**What is needed**. Are you able to retype all the records below exactly?

Items from an interface collection:
---+---

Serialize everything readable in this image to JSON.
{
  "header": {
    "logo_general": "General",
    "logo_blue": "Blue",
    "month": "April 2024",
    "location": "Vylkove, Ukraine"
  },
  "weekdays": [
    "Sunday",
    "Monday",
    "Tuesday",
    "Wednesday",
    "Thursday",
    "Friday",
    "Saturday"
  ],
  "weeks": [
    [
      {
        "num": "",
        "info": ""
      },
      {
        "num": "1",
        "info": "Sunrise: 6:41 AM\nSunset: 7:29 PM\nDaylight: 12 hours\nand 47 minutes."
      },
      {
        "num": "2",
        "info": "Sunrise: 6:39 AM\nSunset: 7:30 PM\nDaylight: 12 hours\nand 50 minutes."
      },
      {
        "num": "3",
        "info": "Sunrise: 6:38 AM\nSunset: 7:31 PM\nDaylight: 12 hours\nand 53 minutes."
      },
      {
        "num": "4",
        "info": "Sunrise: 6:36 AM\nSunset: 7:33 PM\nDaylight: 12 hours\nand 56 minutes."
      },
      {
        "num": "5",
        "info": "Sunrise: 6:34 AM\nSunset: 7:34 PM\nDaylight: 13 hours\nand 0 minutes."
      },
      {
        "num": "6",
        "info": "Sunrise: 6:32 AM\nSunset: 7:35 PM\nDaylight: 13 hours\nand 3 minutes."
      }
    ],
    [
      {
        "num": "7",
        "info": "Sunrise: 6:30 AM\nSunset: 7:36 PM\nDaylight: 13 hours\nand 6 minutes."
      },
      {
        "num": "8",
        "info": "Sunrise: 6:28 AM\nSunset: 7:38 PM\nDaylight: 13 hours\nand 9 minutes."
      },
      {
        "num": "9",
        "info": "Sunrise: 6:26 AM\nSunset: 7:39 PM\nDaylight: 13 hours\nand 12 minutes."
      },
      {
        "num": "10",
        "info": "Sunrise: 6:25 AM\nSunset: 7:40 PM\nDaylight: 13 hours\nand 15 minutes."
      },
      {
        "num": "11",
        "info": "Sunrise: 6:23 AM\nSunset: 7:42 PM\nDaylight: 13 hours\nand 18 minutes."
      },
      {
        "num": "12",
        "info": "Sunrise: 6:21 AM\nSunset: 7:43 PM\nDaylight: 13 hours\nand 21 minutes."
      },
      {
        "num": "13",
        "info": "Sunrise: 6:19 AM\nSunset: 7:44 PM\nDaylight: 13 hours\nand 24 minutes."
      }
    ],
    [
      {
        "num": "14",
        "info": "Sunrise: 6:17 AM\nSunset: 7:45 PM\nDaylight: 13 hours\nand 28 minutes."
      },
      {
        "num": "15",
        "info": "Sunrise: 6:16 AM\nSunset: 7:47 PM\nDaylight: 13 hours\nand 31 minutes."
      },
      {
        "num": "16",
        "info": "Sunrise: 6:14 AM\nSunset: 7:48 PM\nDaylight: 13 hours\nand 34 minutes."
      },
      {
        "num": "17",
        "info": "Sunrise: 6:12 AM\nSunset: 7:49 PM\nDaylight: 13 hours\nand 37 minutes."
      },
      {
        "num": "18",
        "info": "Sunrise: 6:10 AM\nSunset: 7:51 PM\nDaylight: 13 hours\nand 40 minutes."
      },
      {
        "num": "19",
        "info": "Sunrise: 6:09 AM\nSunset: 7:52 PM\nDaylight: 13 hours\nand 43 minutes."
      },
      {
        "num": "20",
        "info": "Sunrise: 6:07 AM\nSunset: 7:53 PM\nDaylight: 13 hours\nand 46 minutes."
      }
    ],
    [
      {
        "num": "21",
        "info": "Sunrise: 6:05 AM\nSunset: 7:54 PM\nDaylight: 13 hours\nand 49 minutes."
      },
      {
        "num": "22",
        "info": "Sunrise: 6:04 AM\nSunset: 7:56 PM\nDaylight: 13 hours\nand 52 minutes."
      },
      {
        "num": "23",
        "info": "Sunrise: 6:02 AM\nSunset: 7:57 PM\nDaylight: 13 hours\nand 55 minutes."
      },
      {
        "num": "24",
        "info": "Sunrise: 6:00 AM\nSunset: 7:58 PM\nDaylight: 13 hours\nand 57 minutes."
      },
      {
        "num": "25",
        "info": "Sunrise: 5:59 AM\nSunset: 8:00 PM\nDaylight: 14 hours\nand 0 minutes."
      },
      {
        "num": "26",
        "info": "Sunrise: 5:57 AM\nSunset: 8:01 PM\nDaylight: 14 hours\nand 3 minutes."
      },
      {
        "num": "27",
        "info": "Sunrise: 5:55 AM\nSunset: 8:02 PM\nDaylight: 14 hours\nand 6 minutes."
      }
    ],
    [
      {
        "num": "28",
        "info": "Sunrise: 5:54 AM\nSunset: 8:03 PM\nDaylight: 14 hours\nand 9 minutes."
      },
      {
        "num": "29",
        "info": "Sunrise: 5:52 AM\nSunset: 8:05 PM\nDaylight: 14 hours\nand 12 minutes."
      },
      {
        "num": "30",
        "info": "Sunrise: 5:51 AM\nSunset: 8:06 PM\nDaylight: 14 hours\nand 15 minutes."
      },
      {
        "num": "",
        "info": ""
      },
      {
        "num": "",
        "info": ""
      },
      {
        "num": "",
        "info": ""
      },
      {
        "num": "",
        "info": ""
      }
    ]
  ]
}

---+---

**Answer to this task**.
Serialize everything readable in this image to JSON.
{
  "header": {
    "logo_general": "General",
    "logo_blue": "Blue",
    "month": "April 2024",
    "location": "Vylkove, Ukraine"
  },
  "weekdays": [
    "Sunday",
    "Monday",
    "Tuesday",
    "Wednesday",
    "Thursday",
    "Friday",
    "Saturday"
  ],
  "weeks": [
    [
      {
        "num": "",
        "info": ""
      },
      {
        "num": "1",
        "info": "Sunrise: 6:41 AM\nSunset: 7:29 PM\nDaylight: 12 hours\nand 47 minutes."
      },
      {
        "num": "2",
        "info": "Sunrise: 6:39 AM\nSunset: 7:30 PM\nDaylight: 12 hours\nand 50 minutes."
      },
      {
        "num": "3",
        "info": "Sunrise: 6:38 AM\nSunset: 7:31 PM\nDaylight: 12 hours\nand 53 minutes."
      },
      {
        "num": "4",
        "info": "Sunrise: 6:36 AM\nSunset: 7:33 PM\nDaylight: 12 hours\nand 56 minutes."
      },
      {
        "num": "5",
        "info": "Sunrise: 6:34 AM\nSunset: 7:34 PM\nDaylight: 13 hours\nand 0 minutes."
      },
      {
        "num": "6",
        "info": "Sunrise: 6:32 AM\nSunset: 7:35 PM\nDaylight: 13 hours\nand 3 minutes."
      }
    ],
    [
      {
        "num": "7",
        "info": "Sunrise: 6:30 AM\nSunset: 7:36 PM\nDaylight: 13 hours\nand 6 minutes."
      },
      {
        "num": "8",
        "info": "Sunrise: 6:28 AM\nSunset: 7:38 PM\nDaylight: 13 hours\nand 9 minutes."
      },
      {
        "num": "9",
        "info": "Sunrise: 6:26 AM\nSunset: 7:39 PM\nDaylight: 13 hours\nand 12 minutes."
      },
      {
        "num": "10",
        "info": "Sunrise: 6:25 AM\nSunset: 7:40 PM\nDaylight: 13 hours\nand 15 minutes."
      },
      {
        "num": "11",
        "info": "Sunrise: 6:23 AM\nSunset: 7:42 PM\nDaylight: 13 hours\nand 18 minutes."
      },
      {
        "num": "12",
        "info": "Sunrise: 6:21 AM\nSunset: 7:43 PM\nDaylight: 13 hours\nand 21 minutes."
      },
      {
        "num": "13",
        "info": "Sunrise: 6:19 AM\nSunset: 7:44 PM\nDaylight: 13 hours\nand 24 minutes."
      }
    ],
    [
      {
        "num": "14",
        "info": "Sunrise: 6:17 AM\nSunset: 7:45 PM\nDaylight: 13 hours\nand 28 minutes."
      },
      {
        "num": "15",
        "info": "Sunrise: 6:16 AM\nSunset: 7:47 PM\nDaylight: 13 hours\nand 31 minutes."
      },
      {
        "num": "16",
        "info": "Sunrise: 6:14 AM\nSunset: 7:48 PM\nDaylight: 13 hours\nand 34 minutes."
      },
      {
        "num": "17",
        "info": "Sunrise: 6:12 AM\nSunset: 7:49 PM\nDaylight: 13 hours\nand 37 minutes."
      },
      {
        "num": "18",
        "info": "Sunrise: 6:10 AM\nSunset: 7:51 PM\nDaylight: 13 hours\nand 40 minutes."
      },
      {
        "num": "19",
        "info": "Sunrise: 6:09 AM\nSunset: 7:52 PM\nDaylight: 13 hours\nand 43 minutes."
      },
      {
        "num": "20",
        "info": "Sunrise: 6:07 AM\nSunset: 7:53 PM\nDaylight: 13 hours\nand 46 minutes."
      }
    ],
    [
      {
        "num": "21",
        "info": "Sunrise: 6:05 AM\nSunset: 7:54 PM\nDaylight: 13 hours\nand 49 minutes."
      },
      {
        "num": "22",
        "info": "Sunrise: 6:04 AM\nSunset: 7:56 PM\nDaylight: 13 hours\nand 52 minutes."
      },
      {
        "num": "23",
        "info": "Sunrise: 6:02 AM\nSunset: 7:57 PM\nDaylight: 13 hours\nand 55 minutes."
      },
      {
        "num": "24",
        "info": "Sunrise: 6:00 AM\nSunset: 7:58 PM\nDaylight: 13 hours\nand 57 minutes."
      },
      {
        "num": "25",
        "info": "Sunrise: 5:59 AM\nSunset: 8:00 PM\nDaylight: 14 hours\nand 0 minutes."
      },
      {
        "num": "26",
        "info": "Sunrise: 5:57 AM\nSunset: 8:01 PM\nDaylight: 14 hours\nand 3 minutes."
      },
      {
        "num": "27",
        "info": "Sunrise: 5:55 AM\nSunset: 8:02 PM\nDaylight: 14 hours\nand 6 minutes."
      }
    ],
    [
      {
        "num": "28",
        "info": "Sunrise: 5:54 AM\nSunset: 8:03 PM\nDaylight: 14 hours\nand 9 minutes."
      },
      {
        "num": "29",
        "info": "Sunrise: 5:52 AM\nSunset: 8:05 PM\nDaylight: 14 hours\nand 12 minutes."
      },
      {
        "num": "30",
        "info": "Sunrise: 5:51 AM\nSunset: 8:06 PM\nDaylight: 14 hours\nand 15 minutes."
      },
      {
        "num": "",
        "info": ""
      },
      {
        "num": "",
        "info": ""
      },
      {
        "num": "",
        "info": ""
      },
      {
        "num": "",
        "info": ""
      }
    ]
  ]
}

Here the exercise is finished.